▸ **Task**: Filter the records, keeping every line that has the string "ParentGroup".

▸ **Data**:
+++++
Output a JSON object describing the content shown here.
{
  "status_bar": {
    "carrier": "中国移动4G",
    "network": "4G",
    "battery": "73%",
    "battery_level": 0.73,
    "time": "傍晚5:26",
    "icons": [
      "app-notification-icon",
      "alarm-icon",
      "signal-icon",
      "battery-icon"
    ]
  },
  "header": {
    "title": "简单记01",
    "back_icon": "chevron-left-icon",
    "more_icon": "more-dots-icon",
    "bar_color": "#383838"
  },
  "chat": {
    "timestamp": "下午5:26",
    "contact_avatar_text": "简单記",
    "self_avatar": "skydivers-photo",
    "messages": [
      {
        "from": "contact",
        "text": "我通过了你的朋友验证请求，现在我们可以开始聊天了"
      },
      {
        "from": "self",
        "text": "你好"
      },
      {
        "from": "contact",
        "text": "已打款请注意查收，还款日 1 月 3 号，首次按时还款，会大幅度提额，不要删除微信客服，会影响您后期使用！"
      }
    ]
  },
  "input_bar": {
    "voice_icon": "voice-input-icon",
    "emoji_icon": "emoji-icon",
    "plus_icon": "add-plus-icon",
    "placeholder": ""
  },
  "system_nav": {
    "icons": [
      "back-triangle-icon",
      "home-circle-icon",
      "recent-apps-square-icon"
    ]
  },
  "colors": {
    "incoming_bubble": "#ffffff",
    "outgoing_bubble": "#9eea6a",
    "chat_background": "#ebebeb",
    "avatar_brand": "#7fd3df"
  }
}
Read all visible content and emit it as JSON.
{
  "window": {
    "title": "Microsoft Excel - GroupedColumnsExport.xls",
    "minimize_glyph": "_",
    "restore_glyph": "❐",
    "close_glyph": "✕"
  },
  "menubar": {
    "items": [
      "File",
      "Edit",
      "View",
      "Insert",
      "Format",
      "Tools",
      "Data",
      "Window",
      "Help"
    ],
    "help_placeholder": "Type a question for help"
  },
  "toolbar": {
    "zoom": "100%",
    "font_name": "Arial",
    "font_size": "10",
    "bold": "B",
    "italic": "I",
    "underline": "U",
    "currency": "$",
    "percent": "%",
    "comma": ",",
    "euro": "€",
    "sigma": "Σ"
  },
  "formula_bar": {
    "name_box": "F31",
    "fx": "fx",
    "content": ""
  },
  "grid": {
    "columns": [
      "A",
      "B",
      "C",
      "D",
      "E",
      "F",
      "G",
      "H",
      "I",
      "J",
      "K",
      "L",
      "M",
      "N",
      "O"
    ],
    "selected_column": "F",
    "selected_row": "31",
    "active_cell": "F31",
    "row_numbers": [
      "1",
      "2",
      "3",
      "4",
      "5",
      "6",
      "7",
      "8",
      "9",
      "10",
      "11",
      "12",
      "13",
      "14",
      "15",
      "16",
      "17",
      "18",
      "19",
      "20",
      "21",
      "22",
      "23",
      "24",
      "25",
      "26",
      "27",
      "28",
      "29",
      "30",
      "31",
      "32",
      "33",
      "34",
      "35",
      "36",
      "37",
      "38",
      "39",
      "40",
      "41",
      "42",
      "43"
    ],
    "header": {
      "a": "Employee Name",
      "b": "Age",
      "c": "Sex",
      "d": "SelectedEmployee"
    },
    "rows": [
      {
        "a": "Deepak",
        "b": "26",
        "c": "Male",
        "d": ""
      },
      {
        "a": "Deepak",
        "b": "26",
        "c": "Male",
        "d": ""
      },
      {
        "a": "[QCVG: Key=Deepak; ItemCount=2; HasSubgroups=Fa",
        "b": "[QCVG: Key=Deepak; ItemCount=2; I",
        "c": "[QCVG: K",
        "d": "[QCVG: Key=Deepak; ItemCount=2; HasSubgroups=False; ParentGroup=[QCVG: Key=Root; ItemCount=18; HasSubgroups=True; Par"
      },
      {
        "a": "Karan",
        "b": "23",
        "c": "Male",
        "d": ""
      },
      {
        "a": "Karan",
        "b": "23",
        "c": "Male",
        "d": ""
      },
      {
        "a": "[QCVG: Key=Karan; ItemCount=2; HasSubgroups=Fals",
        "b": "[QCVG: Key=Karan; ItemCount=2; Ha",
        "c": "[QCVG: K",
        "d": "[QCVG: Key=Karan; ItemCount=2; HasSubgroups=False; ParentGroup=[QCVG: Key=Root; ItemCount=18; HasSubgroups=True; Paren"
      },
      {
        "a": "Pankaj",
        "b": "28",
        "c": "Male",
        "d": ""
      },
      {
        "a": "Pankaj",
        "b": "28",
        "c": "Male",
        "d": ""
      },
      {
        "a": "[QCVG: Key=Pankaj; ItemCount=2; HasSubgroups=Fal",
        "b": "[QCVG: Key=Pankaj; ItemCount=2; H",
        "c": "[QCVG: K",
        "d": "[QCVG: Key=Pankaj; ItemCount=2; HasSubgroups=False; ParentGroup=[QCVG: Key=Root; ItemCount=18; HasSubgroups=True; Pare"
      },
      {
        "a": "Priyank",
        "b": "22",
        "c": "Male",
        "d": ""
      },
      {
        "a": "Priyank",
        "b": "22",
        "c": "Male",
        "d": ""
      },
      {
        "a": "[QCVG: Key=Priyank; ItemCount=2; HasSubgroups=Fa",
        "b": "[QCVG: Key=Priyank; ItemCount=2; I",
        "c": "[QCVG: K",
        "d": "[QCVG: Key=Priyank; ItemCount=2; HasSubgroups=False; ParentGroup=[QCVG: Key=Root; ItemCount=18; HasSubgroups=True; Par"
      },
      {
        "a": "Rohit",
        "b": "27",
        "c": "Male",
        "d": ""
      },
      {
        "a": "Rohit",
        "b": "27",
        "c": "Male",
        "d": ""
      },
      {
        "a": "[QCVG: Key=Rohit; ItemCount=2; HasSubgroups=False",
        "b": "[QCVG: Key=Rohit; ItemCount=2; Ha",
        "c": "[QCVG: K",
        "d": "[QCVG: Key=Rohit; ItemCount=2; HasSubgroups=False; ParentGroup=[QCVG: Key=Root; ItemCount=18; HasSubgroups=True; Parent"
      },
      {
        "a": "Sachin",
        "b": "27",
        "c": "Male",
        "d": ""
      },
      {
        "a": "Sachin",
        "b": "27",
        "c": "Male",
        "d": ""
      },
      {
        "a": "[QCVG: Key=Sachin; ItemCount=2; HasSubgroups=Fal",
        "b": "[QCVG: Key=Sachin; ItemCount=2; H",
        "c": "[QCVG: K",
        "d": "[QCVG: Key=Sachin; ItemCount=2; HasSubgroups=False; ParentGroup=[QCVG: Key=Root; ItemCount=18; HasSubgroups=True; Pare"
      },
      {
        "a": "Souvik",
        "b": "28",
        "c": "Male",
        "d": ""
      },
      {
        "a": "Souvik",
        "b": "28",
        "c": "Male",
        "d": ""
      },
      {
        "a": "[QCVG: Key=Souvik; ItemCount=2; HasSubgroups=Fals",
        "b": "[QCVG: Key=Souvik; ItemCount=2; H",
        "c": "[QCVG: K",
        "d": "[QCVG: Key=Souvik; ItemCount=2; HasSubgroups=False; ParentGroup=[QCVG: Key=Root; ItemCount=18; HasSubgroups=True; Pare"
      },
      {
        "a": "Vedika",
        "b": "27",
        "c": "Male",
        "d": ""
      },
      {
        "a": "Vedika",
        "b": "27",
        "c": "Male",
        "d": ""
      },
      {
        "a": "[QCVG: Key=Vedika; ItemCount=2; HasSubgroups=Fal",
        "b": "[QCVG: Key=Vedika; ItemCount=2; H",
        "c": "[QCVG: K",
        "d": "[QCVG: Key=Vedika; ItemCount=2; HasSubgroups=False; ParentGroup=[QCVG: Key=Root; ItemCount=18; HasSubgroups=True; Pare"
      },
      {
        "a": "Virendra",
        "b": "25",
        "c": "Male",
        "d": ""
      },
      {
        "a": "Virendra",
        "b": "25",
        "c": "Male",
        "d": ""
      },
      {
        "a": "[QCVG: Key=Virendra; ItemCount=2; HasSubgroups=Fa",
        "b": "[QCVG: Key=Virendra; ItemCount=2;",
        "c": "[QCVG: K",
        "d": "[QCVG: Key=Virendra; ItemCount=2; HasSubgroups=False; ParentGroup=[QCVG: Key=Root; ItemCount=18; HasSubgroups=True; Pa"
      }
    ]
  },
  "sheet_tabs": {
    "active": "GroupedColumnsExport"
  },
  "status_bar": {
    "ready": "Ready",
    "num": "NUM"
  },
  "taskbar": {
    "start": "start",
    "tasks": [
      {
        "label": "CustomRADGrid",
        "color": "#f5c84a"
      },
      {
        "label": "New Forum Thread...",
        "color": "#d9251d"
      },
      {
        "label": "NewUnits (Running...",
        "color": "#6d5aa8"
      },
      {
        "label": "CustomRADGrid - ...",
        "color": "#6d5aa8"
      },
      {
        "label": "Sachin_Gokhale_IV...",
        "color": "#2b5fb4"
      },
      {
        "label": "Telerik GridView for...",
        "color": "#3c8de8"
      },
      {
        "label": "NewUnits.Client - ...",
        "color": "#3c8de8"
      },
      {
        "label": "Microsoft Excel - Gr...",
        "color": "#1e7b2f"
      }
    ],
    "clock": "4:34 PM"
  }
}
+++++
▸ **Response to the exercise**:
        "d": "[QCVG: Key=Deepak; ItemCount=2; HasSubgroups=False; ParentGroup=[QCVG: Key=Root; ItemCount=18; HasSubgroups=True; Par"
        "d": "[QCVG: Key=Karan; ItemCount=2; HasSubgroups=False; ParentGroup=[QCVG: Key=Root; ItemCount=18; HasSubgroups=True; Paren"
        "d": "[QCVG: Key=Pankaj; ItemCount=2; HasSubgroups=False; ParentGroup=[QCVG: Key=Root; ItemCount=18; HasSubgroups=True; Pare"
        "d": "[QCVG: Key=Priyank; ItemCount=2; HasSubgroups=False; ParentGroup=[QCVG: Key=Root; ItemCount=18; HasSubgroups=True; Par"
        "d": "[QCVG: Key=Rohit; ItemCount=2; HasSubgroups=False; ParentGroup=[QCVG: Key=Root; ItemCount=18; HasSubgroups=True; Parent"
        "d": "[QCVG: Key=Sachin; ItemCount=2; HasSubgroups=False; ParentGroup=[QCVG: Key=Root; ItemCount=18; HasSubgroups=True; Pare"
        "d": "[QCVG: Key=Souvik; ItemCount=2; HasSubgroups=False; ParentGroup=[QCVG: Key=Root; ItemCount=18; HasSubgroups=True; Pare"
        "d": "[QCVG: Key=Vedika; ItemCount=2; HasSubgroups=False; ParentGroup=[QCVG: Key=Root; ItemCount=18; HasSubgroups=True; Pare"
        "d": "[QCVG: Key=Virendra; ItemCount=2; HasSubgroups=False; ParentGroup=[QCVG: Key=Root; ItemCount=18; HasSubgroups=True; Pa"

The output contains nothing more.